Teaching children to reach out for help builds resilience. As a single parent, you can’t be everything to your child. And some issues do require professional help such as counseling and/or a support group. There will be things you may need to do that you are uncomfortable with, but you go ahead because you know your child will benefit. When I was a young child, I didn’t want to tell my family how much I missed my father because I was fearful they would be upset. Children can sense what your weak spots are and nothing makes you more vulnerable than grief. When we get stuck as adults, it is okay to seek assistance, just as it is for a child to ask for help. Seeking help is often the smart thing to do.
Teaching children that there’s no perfect way to grieve invites resilience. In our quest for perfection, we often want to get everything right. Yet, perfection doesn’t take into account loss, horror, guilt, trauma. Bereavement is messy; it isn’t packaged for Instagram, so trying to manage your misfortune by minding your image probably won’t work. Instead, put your efforts and energy into recovery, homemade memories, and compassion both for yourself and your children.
Teaching children to find their own meaning in loss builds resilience. You may want to assign a particular meaning to the death and give this to your child. For example, if a parent smoked and this contributed to the death, you may be quick to say, “See, the lesson here is to take care of your health.” While this statement may be full of truth, it is important to give your child space to come up with their own conclusion. The lessons they learn from a parent’s death are far-reaching, and giving them space to transform the loss is critical. This may take years depending on your child’s age and cause of the parent’s death. Do not rush this process. Wait. And wait more. Practice patience. The pieces are all there, so let the child decide what they will invent with them.
And keep in mind that just because a child doesn’t mention their parent doesn’t mean they do not think about them. They too wish there was a “reset” button and things could go back to life before death. Teaching children that grief evolves and takes a different shape as they age helps them understand grief as a process and not a simple task.
And finally, listen. Listen to all that you child says in their words, letters, steps, drawings, and songs. And then listen to what isn’t being said therein lies the hope.
Kristin Meekhof is a licensed master’s level social worker, speaker, and author of A Widow’s Guide to Healing with cover blurbs from Maria Shriver and Deepak Chopra, M.D. Kristin was a recent panelist at the 2017 Harvard Medical School’s writing conference.

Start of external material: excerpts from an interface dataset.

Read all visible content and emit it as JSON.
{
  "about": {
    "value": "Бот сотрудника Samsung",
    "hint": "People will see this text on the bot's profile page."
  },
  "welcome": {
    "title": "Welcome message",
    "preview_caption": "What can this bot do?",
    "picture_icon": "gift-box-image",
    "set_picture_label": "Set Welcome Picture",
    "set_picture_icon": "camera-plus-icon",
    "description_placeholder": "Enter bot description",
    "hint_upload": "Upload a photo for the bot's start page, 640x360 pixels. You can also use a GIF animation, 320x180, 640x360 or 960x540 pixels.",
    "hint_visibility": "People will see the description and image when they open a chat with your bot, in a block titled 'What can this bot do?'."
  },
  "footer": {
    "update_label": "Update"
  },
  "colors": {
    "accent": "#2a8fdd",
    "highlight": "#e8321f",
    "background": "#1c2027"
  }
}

She recently attended the UN Women’s conference, and can be reached via her website. She speaks about resiliency, writing, grief, and wellness.